== EXTRACTED MATERIAL ==

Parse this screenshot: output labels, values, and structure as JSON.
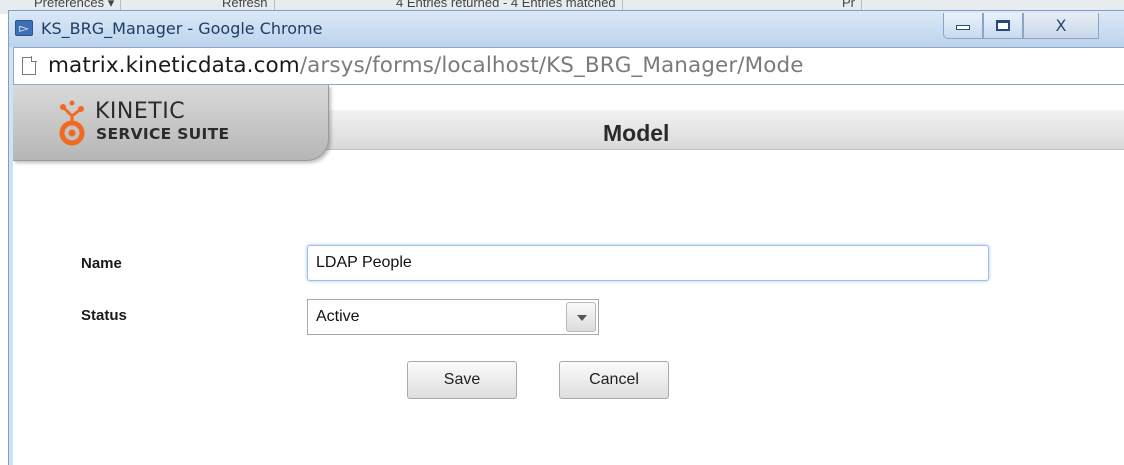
{
  "background_app": {
    "toolbar_items": [
      "Preferences ▾",
      "Refresh",
      "4 Entries returned - 4 Entries matched",
      "Pr"
    ]
  },
  "window": {
    "title": "KS_BRG_Manager - Google Chrome",
    "close_glyph": "X"
  },
  "url_bar": {
    "host": "matrix.kineticdata.com",
    "path": "/arsys/forms/localhost/KS_BRG_Manager/Mode"
  },
  "header": {
    "logo_line1": "KINETIC",
    "logo_line2": "SERVICE SUITE",
    "page_title": "Model"
  },
  "form": {
    "name_label": "Name",
    "name_value": "LDAP People",
    "status_label": "Status",
    "status_value": "Active",
    "save_label": "Save",
    "cancel_label": "Cancel"
  },
  "colors": {
    "titlebar": "#c9dcf0",
    "logo_accent": "#f26a21"
  }
}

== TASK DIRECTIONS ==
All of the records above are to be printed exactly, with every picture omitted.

== REPLY TO THE EXERCISE ==
Parse this screenshot: output labels, values, and structure as JSON.
{
  "background_app": {
    "toolbar_items": [
      "Preferences ▾",
      "Refresh",
      "4 Entries returned - 4 Entries matched",
      "Pr"
    ]
  },
  "window": {
    "title": "KS_BRG_Manager - Google Chrome",
    "close_glyph": "X"
  },
  "url_bar": {
    "host": "matrix.kineticdata.com",
    "path": "/arsys/forms/localhost/KS_BRG_Manager/Mode"
  },
  "header": {
    "logo_line1": "KINETIC",
    "logo_line2": "SERVICE SUITE",
    "page_title": "Model"
  },
  "form": {
    "name_label": "Name",
    "name_value": "LDAP People",
    "status_label": "Status",
    "status_value": "Active",
    "save_label": "Save",
    "cancel_label": "Cancel"
  },
  "colors": {
    "titlebar": "#c9dcf0",
    "logo_accent": "#f26a21"
  }
}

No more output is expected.